Before she knew it, the bus doors were open and a bus driver gave her a confused look filled with pity. He, however, said nothing, and so did she as she swiped her card inside and shuffled towards a seat with tears still falling down her face.

This is it. she thought There’s no surviving this time. I survived dad leaving, I survived that car crash, I even survived after Ken was gone. This, this is the catalyst of the penance that I have to go through. I don’t know what will happen, but I know that there is no way out.

 

~

 

*Ding dong*

She forgot her keys in the hospital like the moron that she is. She rang the doorbell impatiently

*Ding-ding-ding dong.*

 

“Coming!” a voice inside yelled. The door opened.

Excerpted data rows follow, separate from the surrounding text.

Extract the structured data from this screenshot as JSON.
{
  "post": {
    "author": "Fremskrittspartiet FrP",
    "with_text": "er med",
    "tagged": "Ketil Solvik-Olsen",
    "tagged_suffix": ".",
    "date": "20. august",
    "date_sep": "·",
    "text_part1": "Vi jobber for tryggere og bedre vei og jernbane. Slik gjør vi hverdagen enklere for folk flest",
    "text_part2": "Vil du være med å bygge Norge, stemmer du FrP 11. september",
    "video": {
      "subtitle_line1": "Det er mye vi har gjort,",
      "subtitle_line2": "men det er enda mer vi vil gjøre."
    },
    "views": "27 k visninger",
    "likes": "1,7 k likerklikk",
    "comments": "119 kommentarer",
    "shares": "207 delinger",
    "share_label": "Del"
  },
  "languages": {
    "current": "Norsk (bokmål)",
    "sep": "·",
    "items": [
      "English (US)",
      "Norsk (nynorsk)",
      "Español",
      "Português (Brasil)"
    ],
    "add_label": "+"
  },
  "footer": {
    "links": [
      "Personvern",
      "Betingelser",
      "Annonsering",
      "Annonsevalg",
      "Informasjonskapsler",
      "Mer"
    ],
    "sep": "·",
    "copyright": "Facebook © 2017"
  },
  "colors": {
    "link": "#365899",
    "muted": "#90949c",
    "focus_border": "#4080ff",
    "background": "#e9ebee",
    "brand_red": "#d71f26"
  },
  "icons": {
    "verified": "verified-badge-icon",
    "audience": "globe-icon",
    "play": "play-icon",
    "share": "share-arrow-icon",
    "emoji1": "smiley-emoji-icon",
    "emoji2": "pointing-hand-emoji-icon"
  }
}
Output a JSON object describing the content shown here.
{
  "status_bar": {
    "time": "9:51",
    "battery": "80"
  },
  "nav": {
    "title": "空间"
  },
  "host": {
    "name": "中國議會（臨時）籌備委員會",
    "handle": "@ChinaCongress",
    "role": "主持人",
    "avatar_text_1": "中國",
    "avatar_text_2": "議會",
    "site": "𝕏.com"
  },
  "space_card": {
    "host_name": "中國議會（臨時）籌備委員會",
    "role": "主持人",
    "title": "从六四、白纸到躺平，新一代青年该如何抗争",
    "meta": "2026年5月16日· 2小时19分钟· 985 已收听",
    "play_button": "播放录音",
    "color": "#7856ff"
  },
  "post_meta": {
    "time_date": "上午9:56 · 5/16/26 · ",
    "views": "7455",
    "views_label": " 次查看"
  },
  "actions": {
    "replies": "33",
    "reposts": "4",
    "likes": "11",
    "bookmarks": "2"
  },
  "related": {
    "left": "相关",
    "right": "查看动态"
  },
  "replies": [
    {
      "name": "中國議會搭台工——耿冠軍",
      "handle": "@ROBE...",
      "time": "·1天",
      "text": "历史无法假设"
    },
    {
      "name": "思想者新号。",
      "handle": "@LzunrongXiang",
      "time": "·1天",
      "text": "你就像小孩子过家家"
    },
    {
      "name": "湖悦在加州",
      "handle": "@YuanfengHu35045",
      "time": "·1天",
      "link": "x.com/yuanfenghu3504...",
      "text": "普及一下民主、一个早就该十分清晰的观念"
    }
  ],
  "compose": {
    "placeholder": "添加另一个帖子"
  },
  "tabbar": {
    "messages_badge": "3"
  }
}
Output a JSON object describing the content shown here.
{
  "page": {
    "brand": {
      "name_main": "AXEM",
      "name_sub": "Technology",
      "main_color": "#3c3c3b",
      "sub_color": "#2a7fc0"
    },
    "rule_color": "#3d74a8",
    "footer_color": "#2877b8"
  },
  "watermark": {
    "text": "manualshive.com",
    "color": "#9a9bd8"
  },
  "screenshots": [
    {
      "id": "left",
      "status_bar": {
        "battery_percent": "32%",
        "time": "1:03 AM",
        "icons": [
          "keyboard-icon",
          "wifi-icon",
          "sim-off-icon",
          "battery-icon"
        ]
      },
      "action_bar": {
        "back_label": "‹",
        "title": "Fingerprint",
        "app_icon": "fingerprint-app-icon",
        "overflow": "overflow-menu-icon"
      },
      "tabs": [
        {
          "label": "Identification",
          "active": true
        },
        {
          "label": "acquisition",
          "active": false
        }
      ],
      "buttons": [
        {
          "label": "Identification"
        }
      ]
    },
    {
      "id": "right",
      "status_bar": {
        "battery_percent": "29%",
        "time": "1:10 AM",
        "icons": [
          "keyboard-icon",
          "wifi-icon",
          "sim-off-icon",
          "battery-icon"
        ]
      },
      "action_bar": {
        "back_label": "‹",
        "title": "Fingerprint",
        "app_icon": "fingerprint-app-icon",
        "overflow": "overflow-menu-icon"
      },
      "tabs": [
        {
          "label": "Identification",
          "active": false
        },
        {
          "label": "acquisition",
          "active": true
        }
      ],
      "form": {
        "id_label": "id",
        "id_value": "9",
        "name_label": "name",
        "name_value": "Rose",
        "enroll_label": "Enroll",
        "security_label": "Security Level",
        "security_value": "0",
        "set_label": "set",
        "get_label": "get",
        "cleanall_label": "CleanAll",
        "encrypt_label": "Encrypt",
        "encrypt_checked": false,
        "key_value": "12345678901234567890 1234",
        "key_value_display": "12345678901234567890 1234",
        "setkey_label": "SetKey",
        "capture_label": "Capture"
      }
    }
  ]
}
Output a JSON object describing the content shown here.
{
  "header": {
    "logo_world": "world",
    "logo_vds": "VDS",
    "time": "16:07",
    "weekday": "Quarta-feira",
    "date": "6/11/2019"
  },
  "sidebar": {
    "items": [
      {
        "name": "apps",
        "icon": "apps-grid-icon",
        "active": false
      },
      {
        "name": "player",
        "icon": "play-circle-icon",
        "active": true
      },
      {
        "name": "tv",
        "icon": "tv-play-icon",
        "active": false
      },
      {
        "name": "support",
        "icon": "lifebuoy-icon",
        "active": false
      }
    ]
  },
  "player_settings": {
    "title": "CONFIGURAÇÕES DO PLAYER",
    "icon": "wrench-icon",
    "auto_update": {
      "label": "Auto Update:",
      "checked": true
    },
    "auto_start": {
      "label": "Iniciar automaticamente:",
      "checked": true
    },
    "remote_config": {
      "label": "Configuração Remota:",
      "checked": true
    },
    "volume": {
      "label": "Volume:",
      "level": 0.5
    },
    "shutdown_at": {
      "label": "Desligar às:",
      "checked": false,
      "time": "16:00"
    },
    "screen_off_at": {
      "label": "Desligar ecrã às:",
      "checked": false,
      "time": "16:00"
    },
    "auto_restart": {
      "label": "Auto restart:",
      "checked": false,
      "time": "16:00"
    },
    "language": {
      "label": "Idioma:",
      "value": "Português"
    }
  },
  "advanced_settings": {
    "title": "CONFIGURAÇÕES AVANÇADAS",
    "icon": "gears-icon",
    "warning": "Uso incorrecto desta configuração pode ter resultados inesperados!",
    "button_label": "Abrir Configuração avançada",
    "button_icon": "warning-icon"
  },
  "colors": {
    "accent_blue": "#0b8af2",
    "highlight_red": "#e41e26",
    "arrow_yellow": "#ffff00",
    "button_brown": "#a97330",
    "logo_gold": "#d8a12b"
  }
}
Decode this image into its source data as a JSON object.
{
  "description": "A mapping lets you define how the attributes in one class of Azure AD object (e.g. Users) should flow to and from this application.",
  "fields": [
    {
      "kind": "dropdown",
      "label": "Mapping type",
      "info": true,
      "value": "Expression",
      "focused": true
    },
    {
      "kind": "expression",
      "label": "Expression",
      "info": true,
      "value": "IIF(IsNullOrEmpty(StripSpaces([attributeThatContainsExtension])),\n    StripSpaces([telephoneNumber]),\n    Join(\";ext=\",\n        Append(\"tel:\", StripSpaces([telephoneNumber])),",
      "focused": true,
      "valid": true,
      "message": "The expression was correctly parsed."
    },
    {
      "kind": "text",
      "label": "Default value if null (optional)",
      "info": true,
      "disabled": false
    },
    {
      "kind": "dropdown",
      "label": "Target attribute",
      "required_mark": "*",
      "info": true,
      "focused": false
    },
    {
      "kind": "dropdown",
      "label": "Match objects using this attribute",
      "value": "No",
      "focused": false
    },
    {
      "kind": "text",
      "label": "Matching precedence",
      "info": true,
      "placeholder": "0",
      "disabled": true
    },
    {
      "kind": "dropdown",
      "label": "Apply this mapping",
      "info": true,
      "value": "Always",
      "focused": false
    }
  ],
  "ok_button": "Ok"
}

“Oh, hi baby.” a dark, middle aged woman with a thick Filipino accent answered the door. “Bakit mukhang umiiyak ka kanina?”
“Wala po.” she forced down the pathetic tears that threatened to resurface. “Allergies lang siguro.”

“Ahhh, ok … kumain ka ba?” the woman wasn’t her mother, but the mother of her best friend who allowed her to stay there for an astounding $250 a month.

“Hindi pa po.” she walked in the door and set her purse on a rack.

“Sige, kain na tayo. Kathy! Andito na si Terrinda! Kain na!” she hollered to the upstairs.

When no answer came, the woman remembered that her daughter was taking a shower and told Terrinda to just start eating without her. The two sat at the circle shaped table in the kitchen with bowls of sinigang and rice in front of them.

“Teka muna, unan magdasal tayo.”

The woman clasped her hands and bowed her head, closing her eyes. Terrinda simply looked at the food in front of her, too ashamed to talk to God.

“Lord, thank you for this food. Please let it give us the energy to serve and glori-”

Terrinda started sobbing mid prayer and interrupted the woman, who quickly got out of her seat to try and comfort her. Obvious alarm was on her face.


After five minutes of her breakdown, it was with a sniffling nose and shaking hands that she finally got around to answering the woman’s repeated question of what was wrong. She pulled out the envelope containing the photocopy of her lab results.

 

The woman opened it, looked at the photo then screamed.

 

It clearly wasn’t doctored. It was an x-ray of a uterus, and everything was normal except for a small conundrum that couldn’t have been more than two inches long.

 

It was a black hole.

And it was still moving.

 


© Copyright 2019 A. B. Schuler. All rights reserved.

Add Your Comments:

More Literary Fiction Short Stories